One of the most striking economic trends in the United States is the ever-widening wage gap between workers at the top end of the pay scale and those at the low end of the pay scale. Highly educated workers have seen their wages rise dramatically, while those with less formal schooling have fallen farther and farther behind.
While some people may not see this trend as a problem, many have expressed concern that rising inequality in income might mean the poor will not be able to maintain even a basic standard of living. Many also argue that rising inequality in the labor market may create perceptions of unfairness which, in turn, could lead to social conflict.
Why is this happening? What can be done?
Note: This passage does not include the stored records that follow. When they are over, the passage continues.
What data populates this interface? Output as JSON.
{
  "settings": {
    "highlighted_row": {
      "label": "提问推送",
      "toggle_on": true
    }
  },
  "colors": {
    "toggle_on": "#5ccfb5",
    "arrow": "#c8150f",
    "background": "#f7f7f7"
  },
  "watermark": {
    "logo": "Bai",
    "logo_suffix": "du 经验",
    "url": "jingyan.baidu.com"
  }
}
A new study, Earnings Inequality within the Urban United States: 2000 to 2006, by economist Christopher H. Wheeler presents information that may help answer these questions. Wheeler looked at data for nearly 300 cities, including four metropolitan areas within the Eighth Federal Reserve District—Little Rock, Louisville, Memphis and St. Louis. His findings will be of interest to policymakers and anyone interested in social issues.
To read the study, visit the St. Louis Fed's web site at www.stlouisfed.org/community. Print versions are available free of charge by contacting Cynthia Davis at 314-444-8761 or by sending her an e-mail at email@example.com.